President Trump personally intervened in November when the U.S. Fish and Wildlife Service first said it would lift an Obama-era ban on elephants imported from Zimbabwe and Zambia. The agency contends that encouraging wealthy big-game hunters to kill the threatened species would help raise money for conservation programs.
“Big-game trophy decision will be announced next week but will be very hard pressed to change my mind that this horror show in any way helps conservation of Elephants or any other animal,” Trump tweeted on Nov. 19, placing the policy on hold after a public backlash to the earlier decision.
More than three months later, the federal agency overseen by Interior Secretary Ryan Zinke issued a letter dated March 1 announcing that the importation of elephant trophies will now be approved on a “case-by-case basis.” The letter cites a December ruling in a long-running lawsuit challenging the ban filed by Safari Club International and the lobbying arm of the National Rifle Association.
Nether Interior nor Fish and Wildlife issued a media release over the last week to announce the decision, which was quickly condemned by environmental advocates.
“The Trump administration is trying to keep these crucial trophy import decisions behind closed doors, and that’s totally unacceptable,” said Tanya Sanerib, international legal director at the Center for Biological Diversity. “Elephants aren’t meant to be trophies, they’re meant to roam free.”
Trump’s two adult sons are trophy hunters.
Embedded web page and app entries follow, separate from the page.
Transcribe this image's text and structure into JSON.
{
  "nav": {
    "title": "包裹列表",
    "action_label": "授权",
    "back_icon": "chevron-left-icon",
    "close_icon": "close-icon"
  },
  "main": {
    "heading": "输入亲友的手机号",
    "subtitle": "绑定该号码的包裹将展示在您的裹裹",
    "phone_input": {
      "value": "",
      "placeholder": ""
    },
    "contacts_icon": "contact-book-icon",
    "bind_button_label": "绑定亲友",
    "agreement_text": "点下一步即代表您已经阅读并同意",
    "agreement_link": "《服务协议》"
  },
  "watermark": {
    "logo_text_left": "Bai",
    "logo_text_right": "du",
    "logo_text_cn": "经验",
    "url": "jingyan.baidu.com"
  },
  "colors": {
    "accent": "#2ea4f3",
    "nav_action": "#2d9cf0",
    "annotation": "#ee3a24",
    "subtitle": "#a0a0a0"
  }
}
A photo of Donald Trump Jr. holding the bloody severed tail of an elephant he reportedly killed in Zimbabwe in 2011 has sparked outrage among animal-rights activists.
Zinke is an avid hunter who last year ordered the arcade game “Big Buck Hunter Pro” to be installed in the employee cafeteria at the agency’s Washington headquarters, a move he said would promote wildlife and habitat conservation.
SFgate.com added this additional reporting from AP.
In June, the department removed longstanding protections for grizzly bears near Yellowstone National Park, a step to potentially allow them to be hunted. The Fish and Wildlife Service also quietly began issuing permits in October allowing African lions killed in Zimbabwe and Zambia to be imported. Previously, only wild lions killed in South Africa were eligible.
The world’s largest land mammal, the African elephant has been classified as threatened under the U.S. Endangered Species Act since 1979. A licensed two-week African elephant hunt can cost more than $50,000 per person, not including airfare, according to advertised rates.
Illicit demand for elephant ivory has led to devastating losses from illegal poaching as the natural habitat available for the animals to roam has also dwindled by more than half. As a result, the number of African elephants has shrunk from about 5 million a century ago to about 400,000 remaining. And that number continues to decline each year.
According to the United Nations, as many as 100,000 African elephants were killed between 2010 and 2012. For forest elephants, the population declined by an estimated 62 percent between 2002 and 2011.
So once again this administration engages in Orwellian double-speak. Killing elephants for their ivory is conservation. This is another example of an administration adrift: Trump says one thing and his administration does something else.